> Goal of the exercise: Type out each entry exactly as it appears, but keep every image out.

[[ Entries shown, beginning ]]

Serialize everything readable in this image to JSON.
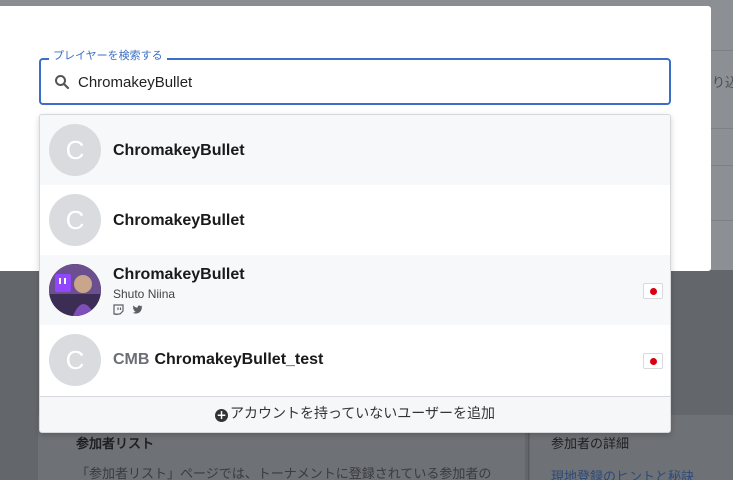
{
  "background": {
    "cut_text": "り込",
    "section_title": "参加者リスト",
    "section_text": "「参加者リスト」ページでは、トーナメントに登録されている参加者の",
    "side_title": "参加者の詳細",
    "side_link": "現地登録のヒントと秘訣"
  },
  "search": {
    "legend": "プレイヤーを検索する",
    "value": "ChromakeyBullet",
    "icon": "search-icon"
  },
  "results": [
    {
      "avatar_letter": "C",
      "tag": "",
      "name": "ChromakeyBullet",
      "subname": "",
      "has_flag": false,
      "socials": []
    },
    {
      "avatar_letter": "C",
      "tag": "",
      "name": "ChromakeyBullet",
      "subname": "",
      "has_flag": false,
      "socials": []
    },
    {
      "avatar_letter": "",
      "tag": "",
      "name": "ChromakeyBullet",
      "subname": "Shuto Niina",
      "has_flag": true,
      "socials": [
        "twitch-icon",
        "twitter-icon"
      ]
    },
    {
      "avatar_letter": "C",
      "tag": "CMB",
      "name": "ChromakeyBullet_test",
      "subname": "",
      "has_flag": true,
      "socials": []
    }
  ],
  "add_user": {
    "label": "アカウントを持っていないユーザーを追加",
    "icon_glyph": "+"
  },
  "colors": {
    "accent": "#3b6fc7",
    "flag_red": "#d7000f"
  }
}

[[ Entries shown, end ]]

> Answer section:
Serialize everything readable in this image to JSON.
{
  "background": {
    "cut_text": "り込",
    "section_title": "参加者リスト",
    "section_text": "「参加者リスト」ページでは、トーナメントに登録されている参加者の",
    "side_title": "参加者の詳細",
    "side_link": "現地登録のヒントと秘訣"
  },
  "search": {
    "legend": "プレイヤーを検索する",
    "value": "ChromakeyBullet",
    "icon": "search-icon"
  },
  "results": [
    {
      "avatar_letter": "C",
      "tag": "",
      "name": "ChromakeyBullet",
      "subname": "",
      "has_flag": false,
      "socials": []
    },
    {
      "avatar_letter": "C",
      "tag": "",
      "name": "ChromakeyBullet",
      "subname": "",
      "has_flag": false,
      "socials": []
    },
    {
      "avatar_letter": "",
      "tag": "",
      "name": "ChromakeyBullet",
      "subname": "Shuto Niina",
      "has_flag": true,
      "socials": [
        "twitch-icon",
        "twitter-icon"
      ]
    },
    {
      "avatar_letter": "C",
      "tag": "CMB",
      "name": "ChromakeyBullet_test",
      "subname": "",
      "has_flag": true,
      "socials": []
    }
  ],
  "add_user": {
    "label": "アカウントを持っていないユーザーを追加",
    "icon_glyph": "+"
  },
  "colors": {
    "accent": "#3b6fc7",
    "flag_red": "#d7000f"
  }
}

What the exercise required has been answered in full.